I have just finished the last components of my vacuum work holding system, and am sharing some images and videos of the machining and testing for those interested. I got inspiration for products manufactured by Pierson Work Holding and Nemi, the latter have a great video series sharing valuable information on the design and uses of vacuum work holding systems.
Jump to two video links at the end (machining the aluminum vacuum plate and testing the holding ability) if the details of the vacuum system are of no interest.
In a previous post I shared the large block of aluminum that makes up the base of my vacuum system, and this also serves as the base to which my SMW mod vise/plate is attached. The vacuum is available through one M6 threaded hole that can be plugged when not using the vacuum system.
I have a source for 5/8" cast aluminum plate - 12" X 18" - which are off cuts from this small machine shop and very affordable. My goal is to make a variety of vacuum plates from this material that will sit on top of the base block, and these in turn will use various vacuum pods specific to different jobs.
The bottom of the plate has a 1/8" perimeter gasket and a hollowed out area to help establish the vacuum. Here is an image of the recess being machined:
The top of the vacuum plate is made up of a 20 mm square grid, with 6 holes to allow the vacuum through the plate. I found a source for push in o ring plugs, and these, along with a second o ring, are used to seal the vacuum ports when not in use. They are easily pushed into the slip fit hole, and are also threaded, so a small screw is all that is needed to pop them out. Here are images of the top of the finished plate and plugs:

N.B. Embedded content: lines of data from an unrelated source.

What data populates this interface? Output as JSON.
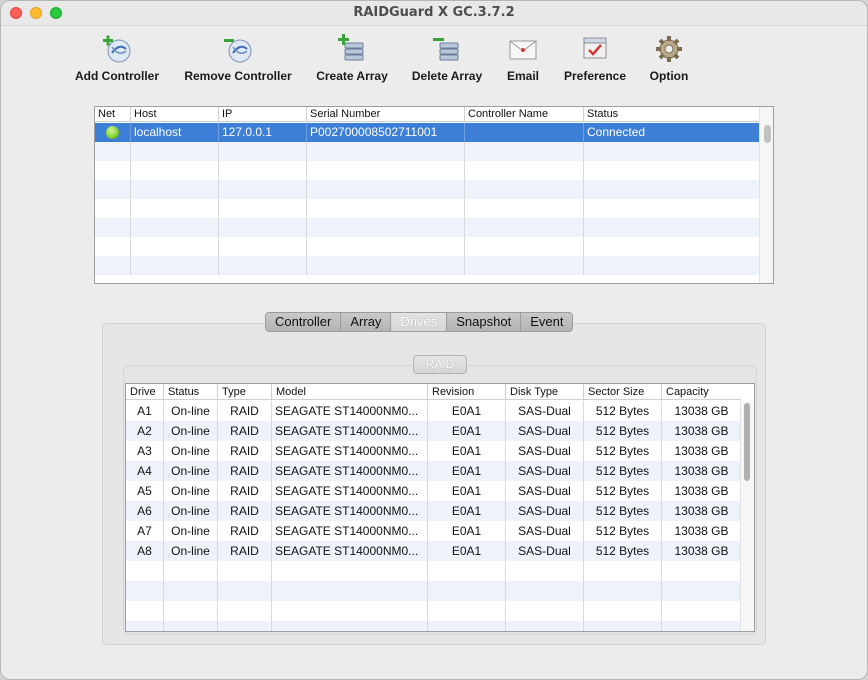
{
  "window": {
    "title": "RAIDGuard X GC.3.7.2"
  },
  "toolbar": [
    {
      "label": "Add Controller",
      "icon": "add-controller-icon"
    },
    {
      "label": "Remove Controller",
      "icon": "remove-controller-icon"
    },
    {
      "label": "Create Array",
      "icon": "create-array-icon"
    },
    {
      "label": "Delete Array",
      "icon": "delete-array-icon"
    },
    {
      "label": "Email",
      "icon": "envelope-icon"
    },
    {
      "label": "Preference",
      "icon": "preference-icon"
    },
    {
      "label": "Option",
      "icon": "gear-icon"
    }
  ],
  "controllers": {
    "columns": [
      "Net",
      "Host",
      "IP",
      "Serial Number",
      "Controller Name",
      "Status"
    ],
    "rows": [
      {
        "net": "online",
        "host": "localhost",
        "ip": "127.0.0.1",
        "serial": "P002700008502711001",
        "name": "",
        "status": "Connected"
      }
    ]
  },
  "tabs": [
    "Controller",
    "Array",
    "Drives",
    "Snapshot",
    "Event"
  ],
  "active_tab": "Drives",
  "raid_label": "RAID",
  "drives": {
    "columns": [
      "Drive",
      "Status",
      "Type",
      "Model",
      "Revision",
      "Disk Type",
      "Sector Size",
      "Capacity"
    ],
    "rows": [
      [
        "A1",
        "On-line",
        "RAID",
        "SEAGATE ST14000NM0...",
        "E0A1",
        "SAS-Dual",
        "512 Bytes",
        "13038 GB"
      ],
      [
        "A2",
        "On-line",
        "RAID",
        "SEAGATE ST14000NM0...",
        "E0A1",
        "SAS-Dual",
        "512 Bytes",
        "13038 GB"
      ],
      [
        "A3",
        "On-line",
        "RAID",
        "SEAGATE ST14000NM0...",
        "E0A1",
        "SAS-Dual",
        "512 Bytes",
        "13038 GB"
      ],
      [
        "A4",
        "On-line",
        "RAID",
        "SEAGATE ST14000NM0...",
        "E0A1",
        "SAS-Dual",
        "512 Bytes",
        "13038 GB"
      ],
      [
        "A5",
        "On-line",
        "RAID",
        "SEAGATE ST14000NM0...",
        "E0A1",
        "SAS-Dual",
        "512 Bytes",
        "13038 GB"
      ],
      [
        "A6",
        "On-line",
        "RAID",
        "SEAGATE ST14000NM0...",
        "E0A1",
        "SAS-Dual",
        "512 Bytes",
        "13038 GB"
      ],
      [
        "A7",
        "On-line",
        "RAID",
        "SEAGATE ST14000NM0...",
        "E0A1",
        "SAS-Dual",
        "512 Bytes",
        "13038 GB"
      ],
      [
        "A8",
        "On-line",
        "RAID",
        "SEAGATE ST14000NM0...",
        "E0A1",
        "SAS-Dual",
        "512 Bytes",
        "13038 GB"
      ]
    ]
  },
  "colors": {
    "selection": "#3d7fd6",
    "stripe": "#eef3fb",
    "online": "#7fd12c"
  }
}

The vacuum grid plate can be used to hold stock that will be machined on the surface. For machining through the surface and the full edge of stock material, I plan to use riser pods of various sizes and configurations. Here is an example of a prototype made from 6 mm acrylic. (On a side note, I highly recommend the Datron 4 in 1 single flute end mills for machining aluminum and acrylic. They are expensive - especially for Canadians - but the finish they leave is excellent, as seen in the image of the riser that follows). The image shows it located on top of the aluminum grid plate, ready for stock to be held on top by vacuum. The stock is held a few mm off the grid plate so that the perimeter can be machined without damage to the plate. The bottom of the plate has 4 thin ribs that slip fit into the grid pattern grooves to aid the holding of stock. I can create custom plates/riser pods for jobs requiring through machining.
Here as well are some F360 CAD files of the components:
The vacuum is generated by a rotary vane pump, and my testing of the new plate with 6 vacuum ports installed shows that it will hold vacuum indefinitely - which was a happy surprise. With the prototype riser and a test piece of acrylic on top of one open port, the vacuum drops from 25 "Hg to the relay trigger set point of 20 "Hg in about 8 minutes, with the pump running only about 10 seconds to reestablish full vacuum to the system.
I used a digital force meter to test the holding power of the vacuum system, and I am very pleased with the results. The grid plate with 6 o ring plugs installed did not move a 2 micron dial indicator at all when applying over 120N of force - I stopped there as it was difficult to push the meter that hard by hand. The real test however was to plate the riser plate and acrylic stock on top, and see how the stock held. I stopped at about 70N as there was no movement. I may try again using a clamp to increase the force to the point of failure, but see no need at this point as I will use real time machining as the next test.
Here are two videos showing the machining of the aluminum grid plate (all tool paths), as well as the two force tests I did: